The increased racial disproportionalities in UW enrollment we can expect to see as a result of this policy, will further compound an existing lack of racial equity in our education system. Both the education and criminal justice system enact discipline while using a racial lens of prejudice — by which a student’s racial background significantly alters the severity of the disciplinary action.“The problem [of racism] is deep and pervasive. Suspension rates for black students are three times higher than rates for white students, from elementary to high school. One-fourth of black middle-schoolers have received short-term suspensions every year since 1996” (Nelson & Nguyen, 2013, p.1). While disciplinary recourse surges ahead for students of color, reading levels and high school graduation rates show they are falling behind.
Sign this petition and PLEASE, keep the conversation going.
Although this proposed policy may appear neutral, it would have a disproportionately negative impact on members of racial/ethnic minority groups and would thus contribute to institutional racism. Institutional racism is difficult to eliminate because it is so insidious and hidden from those who do not constantly struggle against oppressive and inequitable policies and practices. “Those of us who are white often don’t realize the unintended privileges we receive. We often get the ‘benefit of the doubt,’ or the trust and confidence of people who do not yet know us, or other benefits that are invisible to us as white folks” (Racial Equity in Seattle 2012-2014 Report, p. 2). Institutional racism occurs where “an institution adopts a policy, practice, or procedure that, although it appears neutral, has a disproportionately negative impact on members of a racial or ethnic minority group” (Randall, 2006).
A multitude of barriers already exist to obstruct students of color on the pathway to educational success. This additional obstacle to attaining higher education must be stopped. We urge you to not only sign this petition, but continue this critical conversation with your peers, friends, classmates, professors, and administrators in the classroom and beyond the university community.
Alexander, M. (2010). The new Jim Crow: Mass incarceration in the age of colorblindness. New York: New Press.
Center for Community Alternatives: Innovative Solutions for Justice. (2010). The use of criminal history records in college admissions:Reconsidered. Retrieved from: http://www.communityalternatives.org/pdf/Reconsidered-criminal-hist-recs-in-college-admissions.pdf
Erisman and Contardo, (March, 2005). Learning to Reduce Recidivism: A 50 state Analysis of Postsecondary Correctional Education Policy. Washington, DC: The Institute for Higher Education Policy.

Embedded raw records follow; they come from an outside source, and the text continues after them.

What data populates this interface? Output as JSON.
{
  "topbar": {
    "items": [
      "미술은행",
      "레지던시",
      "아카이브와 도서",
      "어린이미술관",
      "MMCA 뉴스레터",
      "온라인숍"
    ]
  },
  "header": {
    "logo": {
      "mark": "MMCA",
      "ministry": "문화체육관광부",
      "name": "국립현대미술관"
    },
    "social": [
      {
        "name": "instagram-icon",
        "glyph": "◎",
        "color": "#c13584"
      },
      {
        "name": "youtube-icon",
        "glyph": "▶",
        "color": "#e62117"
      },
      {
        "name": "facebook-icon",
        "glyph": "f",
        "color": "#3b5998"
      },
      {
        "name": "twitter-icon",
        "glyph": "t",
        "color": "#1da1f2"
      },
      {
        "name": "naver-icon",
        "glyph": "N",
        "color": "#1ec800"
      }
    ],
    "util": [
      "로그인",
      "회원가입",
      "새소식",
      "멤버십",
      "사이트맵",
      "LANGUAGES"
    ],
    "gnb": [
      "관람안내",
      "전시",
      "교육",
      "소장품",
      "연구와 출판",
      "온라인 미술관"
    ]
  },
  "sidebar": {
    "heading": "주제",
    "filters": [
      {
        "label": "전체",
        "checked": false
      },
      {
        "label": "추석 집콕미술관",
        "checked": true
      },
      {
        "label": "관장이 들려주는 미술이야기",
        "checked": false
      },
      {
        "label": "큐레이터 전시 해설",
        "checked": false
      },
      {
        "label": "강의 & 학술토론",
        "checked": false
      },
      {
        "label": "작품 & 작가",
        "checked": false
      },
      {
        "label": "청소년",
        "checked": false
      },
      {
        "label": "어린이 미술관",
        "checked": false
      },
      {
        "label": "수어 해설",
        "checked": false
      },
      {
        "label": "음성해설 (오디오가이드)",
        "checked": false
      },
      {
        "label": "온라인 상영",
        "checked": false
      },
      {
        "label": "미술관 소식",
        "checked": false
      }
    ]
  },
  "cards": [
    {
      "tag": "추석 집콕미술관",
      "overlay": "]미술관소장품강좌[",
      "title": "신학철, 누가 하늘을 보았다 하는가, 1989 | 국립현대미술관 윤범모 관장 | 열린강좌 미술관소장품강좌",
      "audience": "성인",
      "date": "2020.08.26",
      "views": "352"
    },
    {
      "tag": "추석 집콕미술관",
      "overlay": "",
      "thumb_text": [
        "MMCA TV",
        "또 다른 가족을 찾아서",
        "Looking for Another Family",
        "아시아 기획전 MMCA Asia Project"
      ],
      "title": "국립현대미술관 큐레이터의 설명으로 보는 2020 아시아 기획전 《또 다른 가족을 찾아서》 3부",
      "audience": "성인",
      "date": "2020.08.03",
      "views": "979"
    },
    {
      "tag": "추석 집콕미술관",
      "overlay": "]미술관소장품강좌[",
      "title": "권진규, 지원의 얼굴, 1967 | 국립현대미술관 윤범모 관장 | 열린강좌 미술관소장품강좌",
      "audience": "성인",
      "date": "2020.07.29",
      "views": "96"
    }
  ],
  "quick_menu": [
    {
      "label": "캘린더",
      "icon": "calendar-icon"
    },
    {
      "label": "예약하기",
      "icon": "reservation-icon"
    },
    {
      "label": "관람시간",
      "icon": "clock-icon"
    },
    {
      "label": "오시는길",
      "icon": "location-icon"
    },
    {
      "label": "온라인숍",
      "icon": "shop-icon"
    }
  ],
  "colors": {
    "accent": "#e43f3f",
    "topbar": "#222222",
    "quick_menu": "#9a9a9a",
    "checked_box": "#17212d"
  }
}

Retrieved from: http://www.wesleyan.edu/cpe/documents/CPEFactSheet2011.pdf
Garcia, G., & Halperin, E., (2011). Criminal Background Checks Upon Acceptance to Medical School: The Wrong Policy at the Wrong Time. Academic Medicine, 86(7) 808 doi:10.1097/ACM.0b013e31821e4176
Gunawan, Imana. (February 7, 2013). UW considers adding criminal background question to undergraduate application. The Daily of the University of Washington/ since 1891.
Nelson, J., & Nguyen, M., (April 4, 2013). Guest: Addressing racial disparity in Seattle school discipline. The Seattle Times. Retrieved from:http://seattletimes.com/html/opinion/2020712915_julienelsonmichaelnguyenopedxml.html
Olszewska, M. J. (2007). Undergraduate admission application as a campus crime mitigation Measure: Disclosure of applicants’ disciplinary background information and its relationship to campus crime. Unpublished Dissertation for the degree of Doctor of Education, East Carolina University.
Race and Social Justice Initiative. (2012). Racial Equity in Seattle 2012-2014 Report. Retrieved from:http://www.seattle.gov/rsji/docs/RacialEquityinSeattleReport2012-14.pdf
Randall, V. R. (2006). THE MISUSE OF THE LSAT: DISCRIMINATION AGAINST BLACKS AND OTHER MINORITIES IN LAW SCHOOL ADMISSIONS. St. John’s Law Review, 80, 1.)